Extracted data entries »
_ _ _

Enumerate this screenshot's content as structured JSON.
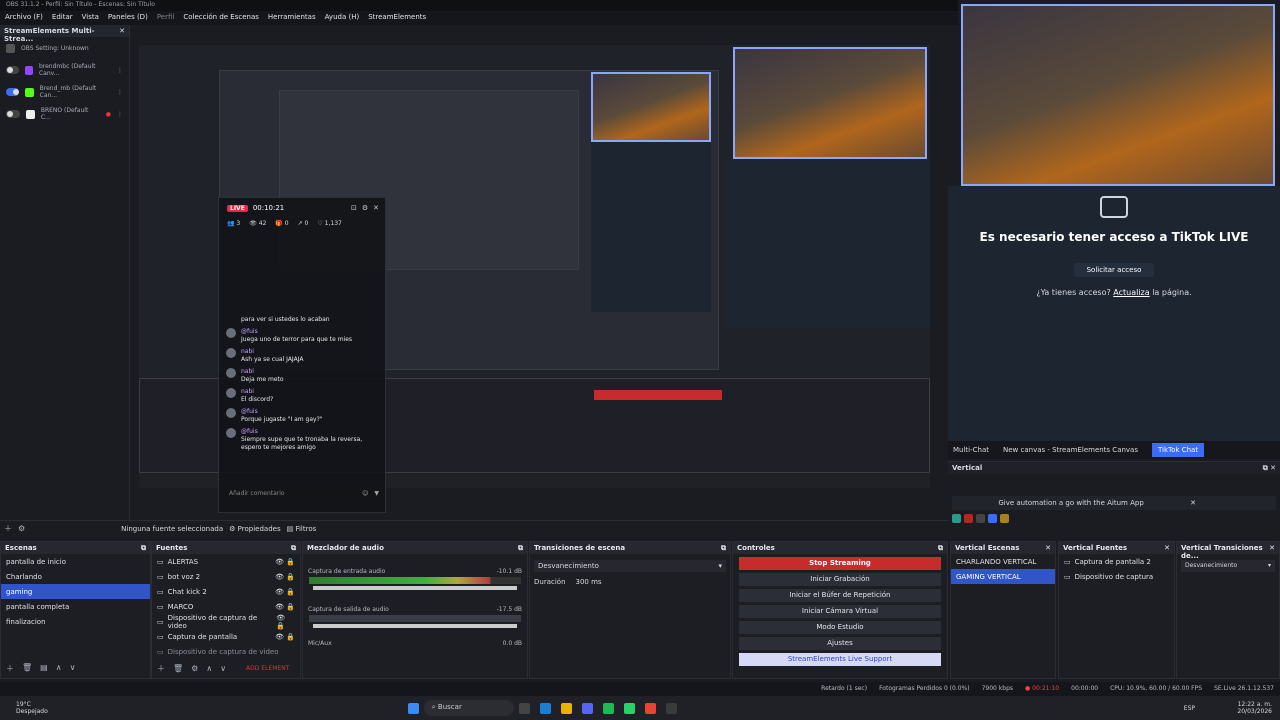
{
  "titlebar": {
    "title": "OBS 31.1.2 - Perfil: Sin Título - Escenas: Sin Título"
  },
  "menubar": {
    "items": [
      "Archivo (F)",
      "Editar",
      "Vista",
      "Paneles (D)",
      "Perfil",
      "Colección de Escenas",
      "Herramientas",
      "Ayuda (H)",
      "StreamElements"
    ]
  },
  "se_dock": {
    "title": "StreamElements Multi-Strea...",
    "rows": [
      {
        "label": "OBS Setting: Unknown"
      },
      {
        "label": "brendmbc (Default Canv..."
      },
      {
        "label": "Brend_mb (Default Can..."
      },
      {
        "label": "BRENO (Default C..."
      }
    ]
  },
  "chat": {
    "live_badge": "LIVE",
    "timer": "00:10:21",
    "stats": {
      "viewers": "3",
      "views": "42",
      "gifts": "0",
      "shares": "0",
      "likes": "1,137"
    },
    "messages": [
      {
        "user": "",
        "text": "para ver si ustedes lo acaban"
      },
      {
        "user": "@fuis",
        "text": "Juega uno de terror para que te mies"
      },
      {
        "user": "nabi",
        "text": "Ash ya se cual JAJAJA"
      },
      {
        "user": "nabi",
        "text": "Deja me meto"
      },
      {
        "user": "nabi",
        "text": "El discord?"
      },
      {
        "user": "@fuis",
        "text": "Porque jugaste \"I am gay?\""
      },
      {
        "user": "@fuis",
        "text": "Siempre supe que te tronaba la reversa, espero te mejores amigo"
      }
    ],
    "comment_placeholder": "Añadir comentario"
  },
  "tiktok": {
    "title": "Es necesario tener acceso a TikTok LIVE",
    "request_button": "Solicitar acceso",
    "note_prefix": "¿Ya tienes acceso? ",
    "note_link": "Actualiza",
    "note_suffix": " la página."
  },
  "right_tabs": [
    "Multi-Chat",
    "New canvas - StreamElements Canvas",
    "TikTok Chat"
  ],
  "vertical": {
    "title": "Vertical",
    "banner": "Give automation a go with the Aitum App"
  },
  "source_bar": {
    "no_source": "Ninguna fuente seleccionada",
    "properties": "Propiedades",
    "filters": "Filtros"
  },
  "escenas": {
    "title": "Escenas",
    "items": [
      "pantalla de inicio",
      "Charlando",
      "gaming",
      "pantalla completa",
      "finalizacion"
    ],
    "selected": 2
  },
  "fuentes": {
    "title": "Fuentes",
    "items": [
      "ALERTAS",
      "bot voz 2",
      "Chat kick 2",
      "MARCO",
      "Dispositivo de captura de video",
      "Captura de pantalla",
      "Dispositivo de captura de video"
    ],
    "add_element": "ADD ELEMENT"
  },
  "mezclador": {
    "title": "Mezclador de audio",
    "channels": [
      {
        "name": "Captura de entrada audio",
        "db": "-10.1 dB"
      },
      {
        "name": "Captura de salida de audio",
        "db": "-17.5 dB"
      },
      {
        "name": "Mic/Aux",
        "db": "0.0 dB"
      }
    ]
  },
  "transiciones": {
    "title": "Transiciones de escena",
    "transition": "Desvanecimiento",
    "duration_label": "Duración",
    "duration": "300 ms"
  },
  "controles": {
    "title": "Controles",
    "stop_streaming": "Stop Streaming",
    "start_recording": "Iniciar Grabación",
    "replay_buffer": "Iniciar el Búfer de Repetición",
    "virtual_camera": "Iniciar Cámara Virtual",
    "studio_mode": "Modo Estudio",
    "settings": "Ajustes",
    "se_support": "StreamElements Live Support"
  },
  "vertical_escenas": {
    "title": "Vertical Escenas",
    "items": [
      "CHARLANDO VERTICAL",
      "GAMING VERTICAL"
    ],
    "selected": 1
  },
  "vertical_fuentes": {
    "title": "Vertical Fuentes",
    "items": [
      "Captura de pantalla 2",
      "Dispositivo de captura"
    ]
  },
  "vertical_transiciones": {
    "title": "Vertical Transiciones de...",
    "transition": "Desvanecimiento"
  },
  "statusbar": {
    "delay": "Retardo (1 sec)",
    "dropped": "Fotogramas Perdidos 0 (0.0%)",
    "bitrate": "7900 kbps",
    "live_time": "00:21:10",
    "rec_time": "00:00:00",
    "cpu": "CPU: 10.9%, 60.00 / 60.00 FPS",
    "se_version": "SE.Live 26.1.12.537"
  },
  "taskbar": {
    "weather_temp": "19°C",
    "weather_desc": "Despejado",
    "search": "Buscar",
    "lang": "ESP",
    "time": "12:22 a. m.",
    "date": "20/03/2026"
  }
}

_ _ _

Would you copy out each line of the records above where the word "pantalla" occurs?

PROBLEM SOLUTION »
      "pantalla de inicio",
      "pantalla completa",
      "Captura de pantalla",
      "Captura de pantalla 2",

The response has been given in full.